Task description
Scan the data below and copy each line where "account" occurs.

┌──

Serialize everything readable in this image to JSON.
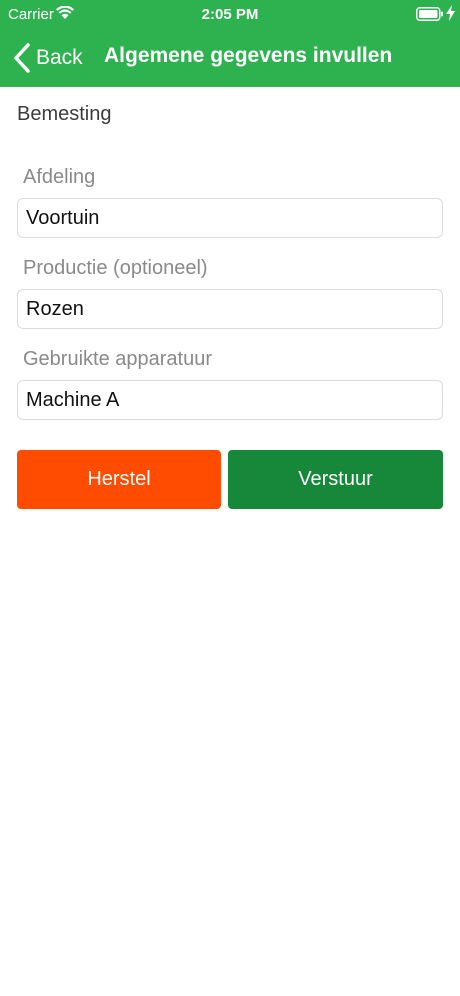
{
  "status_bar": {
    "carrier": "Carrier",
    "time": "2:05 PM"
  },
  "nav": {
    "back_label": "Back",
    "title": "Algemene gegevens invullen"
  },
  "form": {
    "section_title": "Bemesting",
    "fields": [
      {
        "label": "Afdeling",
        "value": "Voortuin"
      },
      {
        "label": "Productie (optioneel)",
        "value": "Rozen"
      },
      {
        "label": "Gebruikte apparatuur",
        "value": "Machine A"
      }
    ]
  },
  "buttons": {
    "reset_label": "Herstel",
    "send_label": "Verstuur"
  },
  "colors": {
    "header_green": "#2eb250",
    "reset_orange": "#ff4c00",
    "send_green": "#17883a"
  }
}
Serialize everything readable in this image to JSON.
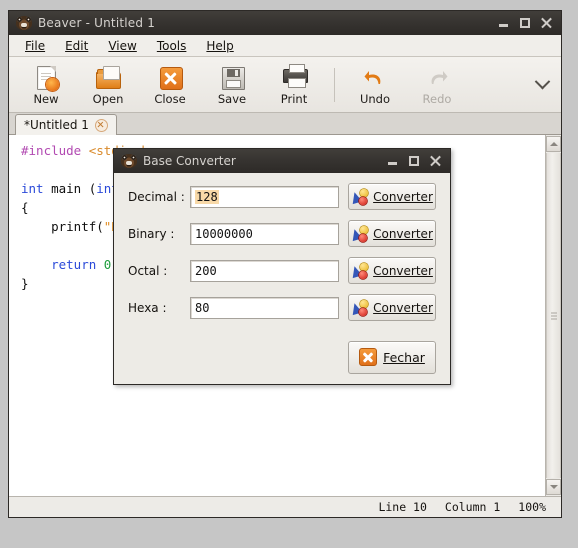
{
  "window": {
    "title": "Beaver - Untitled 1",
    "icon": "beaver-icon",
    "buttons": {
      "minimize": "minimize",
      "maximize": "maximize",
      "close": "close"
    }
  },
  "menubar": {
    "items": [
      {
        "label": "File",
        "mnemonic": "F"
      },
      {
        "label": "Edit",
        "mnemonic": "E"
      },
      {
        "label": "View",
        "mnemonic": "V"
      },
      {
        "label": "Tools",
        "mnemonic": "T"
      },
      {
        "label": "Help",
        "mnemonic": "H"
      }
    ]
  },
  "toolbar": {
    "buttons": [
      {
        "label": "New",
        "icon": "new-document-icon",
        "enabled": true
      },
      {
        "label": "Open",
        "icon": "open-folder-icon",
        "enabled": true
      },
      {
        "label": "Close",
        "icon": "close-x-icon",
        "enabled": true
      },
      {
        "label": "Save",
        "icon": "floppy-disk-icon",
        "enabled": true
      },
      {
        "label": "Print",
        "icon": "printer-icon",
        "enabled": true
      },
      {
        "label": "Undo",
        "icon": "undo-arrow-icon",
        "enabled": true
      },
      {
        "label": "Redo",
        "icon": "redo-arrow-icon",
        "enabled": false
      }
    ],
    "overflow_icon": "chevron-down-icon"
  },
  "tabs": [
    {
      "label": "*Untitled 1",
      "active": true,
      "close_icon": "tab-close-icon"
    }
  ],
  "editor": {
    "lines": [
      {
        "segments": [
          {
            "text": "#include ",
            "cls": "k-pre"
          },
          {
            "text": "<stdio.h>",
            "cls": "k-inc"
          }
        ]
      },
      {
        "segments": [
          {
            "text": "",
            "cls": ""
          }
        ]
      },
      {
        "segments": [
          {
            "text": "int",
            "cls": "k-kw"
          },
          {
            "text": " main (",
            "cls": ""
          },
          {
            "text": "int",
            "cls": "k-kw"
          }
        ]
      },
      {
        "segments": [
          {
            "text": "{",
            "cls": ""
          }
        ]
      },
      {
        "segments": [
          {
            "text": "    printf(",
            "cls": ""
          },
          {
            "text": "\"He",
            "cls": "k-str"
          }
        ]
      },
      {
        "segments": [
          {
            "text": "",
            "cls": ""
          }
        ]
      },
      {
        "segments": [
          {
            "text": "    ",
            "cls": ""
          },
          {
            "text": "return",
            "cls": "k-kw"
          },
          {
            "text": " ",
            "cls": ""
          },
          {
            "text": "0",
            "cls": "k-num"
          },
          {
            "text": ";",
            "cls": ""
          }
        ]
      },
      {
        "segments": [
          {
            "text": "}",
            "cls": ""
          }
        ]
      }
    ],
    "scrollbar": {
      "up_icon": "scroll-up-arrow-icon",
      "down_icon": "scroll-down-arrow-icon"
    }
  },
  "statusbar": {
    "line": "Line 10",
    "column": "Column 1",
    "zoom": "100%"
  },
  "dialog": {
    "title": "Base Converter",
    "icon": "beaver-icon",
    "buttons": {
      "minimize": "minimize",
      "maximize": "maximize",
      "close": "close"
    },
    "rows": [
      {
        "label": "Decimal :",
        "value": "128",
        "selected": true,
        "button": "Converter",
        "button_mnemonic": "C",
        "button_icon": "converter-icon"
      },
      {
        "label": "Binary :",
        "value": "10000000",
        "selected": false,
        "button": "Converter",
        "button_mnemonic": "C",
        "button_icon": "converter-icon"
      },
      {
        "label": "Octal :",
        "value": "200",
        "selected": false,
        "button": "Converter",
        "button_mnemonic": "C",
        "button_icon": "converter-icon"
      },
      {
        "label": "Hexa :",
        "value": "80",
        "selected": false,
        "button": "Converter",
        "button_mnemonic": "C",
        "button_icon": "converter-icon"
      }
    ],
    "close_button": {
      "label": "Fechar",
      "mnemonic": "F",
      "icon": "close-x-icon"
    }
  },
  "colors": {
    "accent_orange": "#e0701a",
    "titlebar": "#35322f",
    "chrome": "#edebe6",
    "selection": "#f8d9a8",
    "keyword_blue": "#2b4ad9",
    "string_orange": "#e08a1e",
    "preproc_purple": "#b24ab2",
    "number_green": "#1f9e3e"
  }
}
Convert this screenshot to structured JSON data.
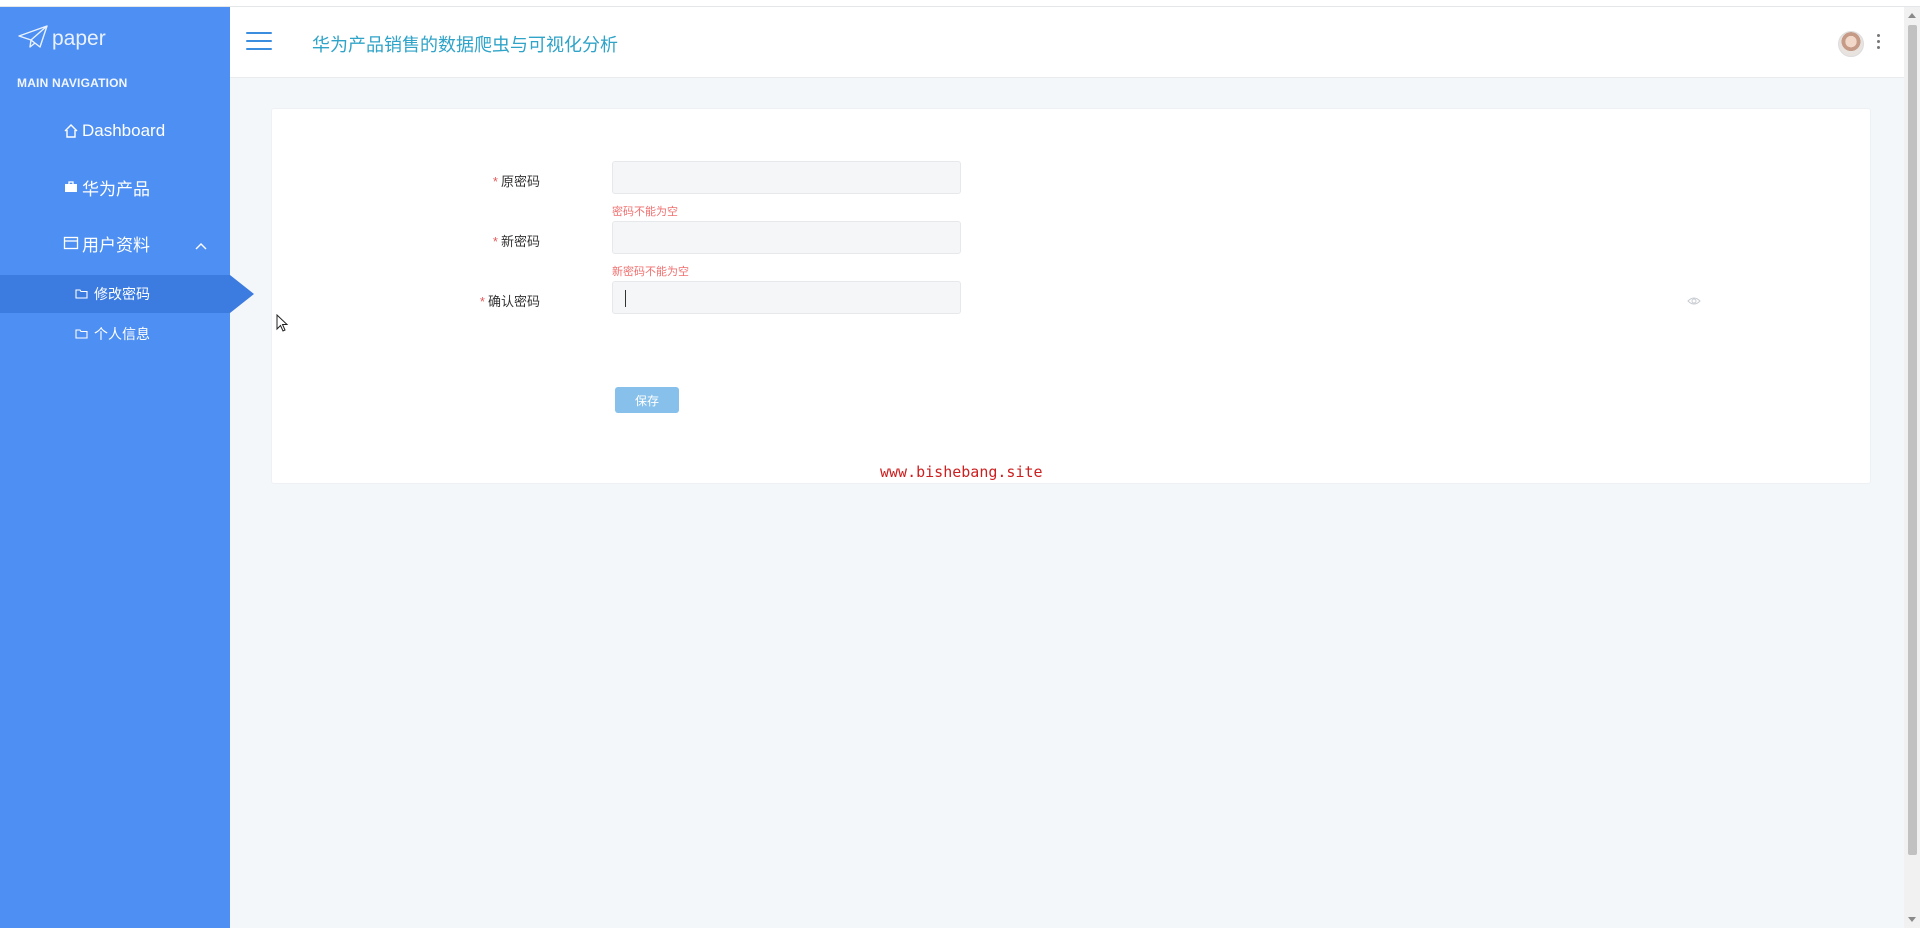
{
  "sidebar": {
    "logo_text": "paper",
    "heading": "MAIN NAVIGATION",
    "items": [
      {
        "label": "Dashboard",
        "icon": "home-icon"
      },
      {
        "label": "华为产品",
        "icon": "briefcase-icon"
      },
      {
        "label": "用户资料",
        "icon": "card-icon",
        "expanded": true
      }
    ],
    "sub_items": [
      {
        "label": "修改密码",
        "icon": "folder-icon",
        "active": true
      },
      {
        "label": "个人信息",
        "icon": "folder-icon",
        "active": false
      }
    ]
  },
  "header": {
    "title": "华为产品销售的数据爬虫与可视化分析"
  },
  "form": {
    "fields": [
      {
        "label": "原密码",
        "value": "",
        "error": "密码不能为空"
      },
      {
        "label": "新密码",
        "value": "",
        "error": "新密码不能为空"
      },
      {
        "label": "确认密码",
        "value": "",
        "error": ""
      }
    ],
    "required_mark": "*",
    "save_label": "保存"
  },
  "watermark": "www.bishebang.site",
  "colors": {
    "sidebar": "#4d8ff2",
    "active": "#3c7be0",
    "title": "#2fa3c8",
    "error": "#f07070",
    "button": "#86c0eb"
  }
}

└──
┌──

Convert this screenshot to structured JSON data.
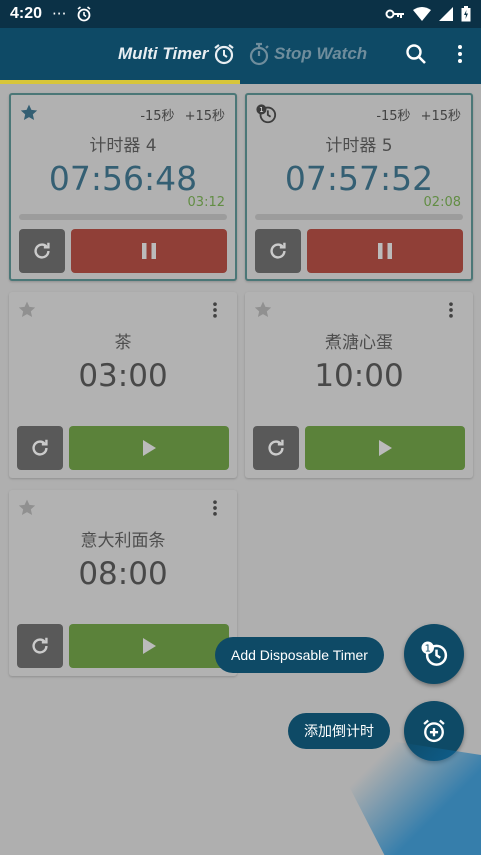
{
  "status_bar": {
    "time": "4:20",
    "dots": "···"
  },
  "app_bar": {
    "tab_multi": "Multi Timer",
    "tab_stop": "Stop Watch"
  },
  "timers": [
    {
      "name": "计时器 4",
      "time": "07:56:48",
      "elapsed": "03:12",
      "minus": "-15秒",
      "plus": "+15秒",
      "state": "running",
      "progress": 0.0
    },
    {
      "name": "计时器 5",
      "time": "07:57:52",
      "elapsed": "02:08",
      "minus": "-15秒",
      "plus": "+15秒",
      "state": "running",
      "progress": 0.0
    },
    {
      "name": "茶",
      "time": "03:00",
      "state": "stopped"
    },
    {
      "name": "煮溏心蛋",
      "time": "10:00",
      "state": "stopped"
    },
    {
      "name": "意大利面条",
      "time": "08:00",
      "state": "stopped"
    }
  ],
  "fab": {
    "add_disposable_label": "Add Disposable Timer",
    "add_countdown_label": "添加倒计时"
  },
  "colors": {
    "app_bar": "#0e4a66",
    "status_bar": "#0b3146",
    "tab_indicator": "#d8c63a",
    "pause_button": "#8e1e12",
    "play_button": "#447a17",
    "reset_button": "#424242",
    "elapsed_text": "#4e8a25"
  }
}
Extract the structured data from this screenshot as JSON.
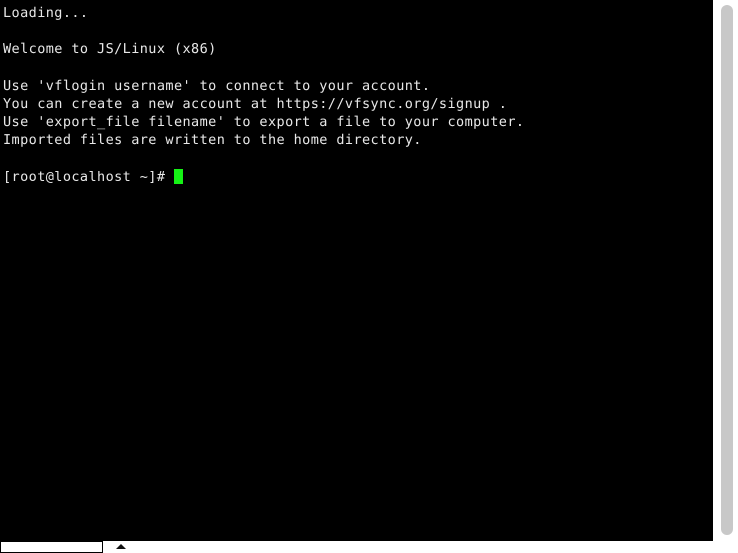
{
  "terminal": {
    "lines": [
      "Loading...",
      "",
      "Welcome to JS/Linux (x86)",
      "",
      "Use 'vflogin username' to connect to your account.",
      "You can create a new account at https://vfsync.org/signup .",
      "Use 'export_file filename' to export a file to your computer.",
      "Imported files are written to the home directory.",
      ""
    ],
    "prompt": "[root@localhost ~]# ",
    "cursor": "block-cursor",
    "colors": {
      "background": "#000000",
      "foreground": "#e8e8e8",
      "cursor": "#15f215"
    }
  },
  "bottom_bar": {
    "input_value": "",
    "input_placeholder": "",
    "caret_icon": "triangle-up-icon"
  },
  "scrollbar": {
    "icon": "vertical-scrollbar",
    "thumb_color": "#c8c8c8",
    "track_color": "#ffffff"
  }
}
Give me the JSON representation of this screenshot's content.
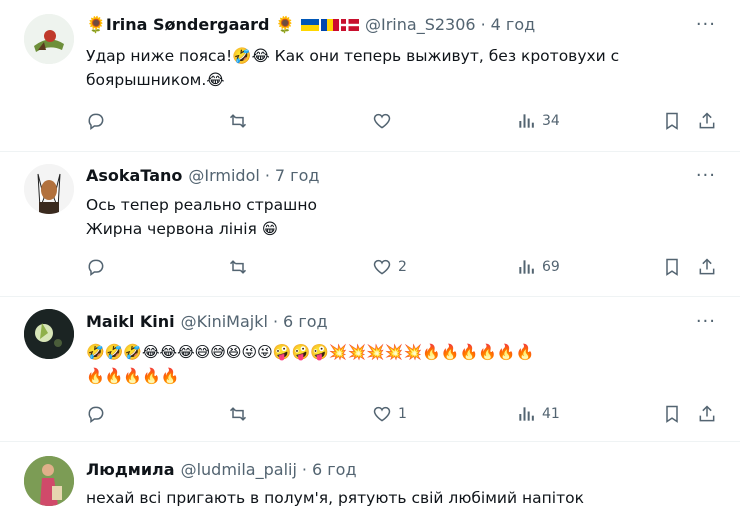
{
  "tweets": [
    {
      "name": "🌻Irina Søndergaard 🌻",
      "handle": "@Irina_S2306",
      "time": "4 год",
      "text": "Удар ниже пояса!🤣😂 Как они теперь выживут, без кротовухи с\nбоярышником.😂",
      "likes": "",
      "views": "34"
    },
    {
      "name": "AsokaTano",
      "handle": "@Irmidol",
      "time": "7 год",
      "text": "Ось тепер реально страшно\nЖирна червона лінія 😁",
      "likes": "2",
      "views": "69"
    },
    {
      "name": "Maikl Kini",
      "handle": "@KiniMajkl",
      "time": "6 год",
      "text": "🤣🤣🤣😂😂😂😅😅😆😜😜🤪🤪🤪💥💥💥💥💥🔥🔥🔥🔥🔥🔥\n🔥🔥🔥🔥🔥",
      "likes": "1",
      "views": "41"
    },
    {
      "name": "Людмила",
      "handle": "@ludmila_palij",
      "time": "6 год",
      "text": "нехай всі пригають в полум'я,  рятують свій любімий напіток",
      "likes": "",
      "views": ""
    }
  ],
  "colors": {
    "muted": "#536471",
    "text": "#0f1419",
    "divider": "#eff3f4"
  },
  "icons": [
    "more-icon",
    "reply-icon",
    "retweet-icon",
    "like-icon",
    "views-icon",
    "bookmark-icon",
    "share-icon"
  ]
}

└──
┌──

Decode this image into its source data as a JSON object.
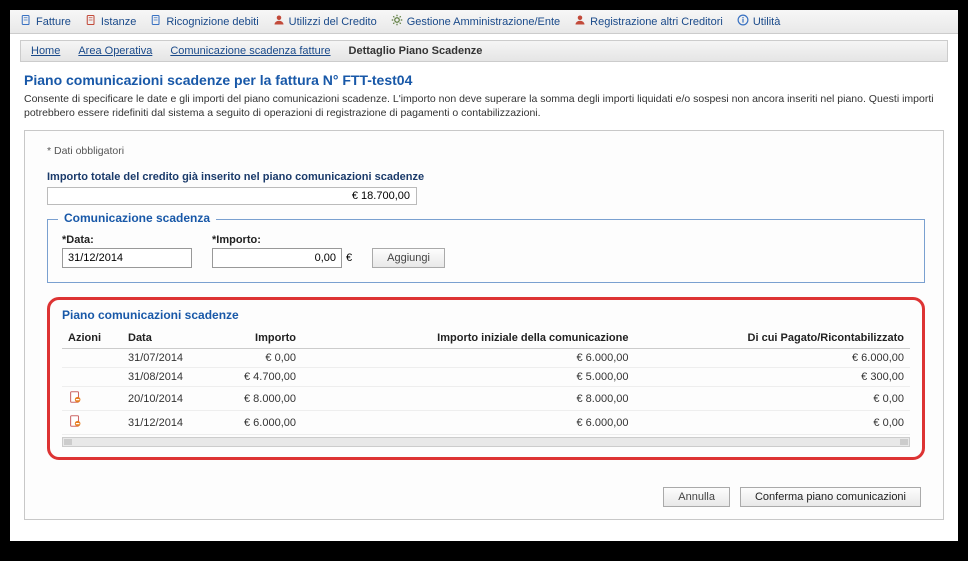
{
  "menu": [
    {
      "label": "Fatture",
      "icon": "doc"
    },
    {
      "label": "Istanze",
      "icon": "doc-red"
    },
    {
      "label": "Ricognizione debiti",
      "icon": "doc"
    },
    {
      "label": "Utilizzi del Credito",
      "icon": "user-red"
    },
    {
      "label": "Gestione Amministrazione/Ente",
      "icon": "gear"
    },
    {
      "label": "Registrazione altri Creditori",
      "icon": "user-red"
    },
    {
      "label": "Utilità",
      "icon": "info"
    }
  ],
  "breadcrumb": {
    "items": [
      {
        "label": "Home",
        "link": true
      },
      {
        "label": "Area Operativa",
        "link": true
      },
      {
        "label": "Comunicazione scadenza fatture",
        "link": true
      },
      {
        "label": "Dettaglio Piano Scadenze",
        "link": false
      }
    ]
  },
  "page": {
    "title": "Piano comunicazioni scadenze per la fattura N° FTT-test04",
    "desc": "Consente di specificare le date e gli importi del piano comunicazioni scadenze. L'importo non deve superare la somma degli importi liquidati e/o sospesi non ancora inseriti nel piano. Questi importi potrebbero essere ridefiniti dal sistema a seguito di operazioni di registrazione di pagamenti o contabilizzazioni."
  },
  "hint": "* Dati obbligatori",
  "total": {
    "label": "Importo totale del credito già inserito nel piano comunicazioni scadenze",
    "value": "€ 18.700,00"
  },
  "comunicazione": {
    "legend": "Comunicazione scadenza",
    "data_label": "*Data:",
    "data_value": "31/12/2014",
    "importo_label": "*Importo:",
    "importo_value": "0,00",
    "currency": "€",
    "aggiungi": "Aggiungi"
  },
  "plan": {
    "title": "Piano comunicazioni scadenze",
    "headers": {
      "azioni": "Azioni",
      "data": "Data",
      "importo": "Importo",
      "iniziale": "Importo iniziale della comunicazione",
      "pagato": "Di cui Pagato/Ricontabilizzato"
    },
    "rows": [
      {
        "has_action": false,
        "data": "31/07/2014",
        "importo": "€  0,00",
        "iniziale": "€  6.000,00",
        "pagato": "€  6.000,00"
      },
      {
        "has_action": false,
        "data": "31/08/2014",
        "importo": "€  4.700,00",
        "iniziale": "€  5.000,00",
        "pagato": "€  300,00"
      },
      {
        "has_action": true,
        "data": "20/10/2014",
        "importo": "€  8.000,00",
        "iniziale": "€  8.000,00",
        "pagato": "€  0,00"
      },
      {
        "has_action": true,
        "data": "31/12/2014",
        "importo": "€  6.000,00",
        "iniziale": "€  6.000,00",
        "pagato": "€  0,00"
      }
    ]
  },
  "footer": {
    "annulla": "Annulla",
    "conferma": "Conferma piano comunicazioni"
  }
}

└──

Solution to this exercise
      "Use 'vflogin username' to connect to your account.",
      "You can create a new account at https://vfsync.org/signup .",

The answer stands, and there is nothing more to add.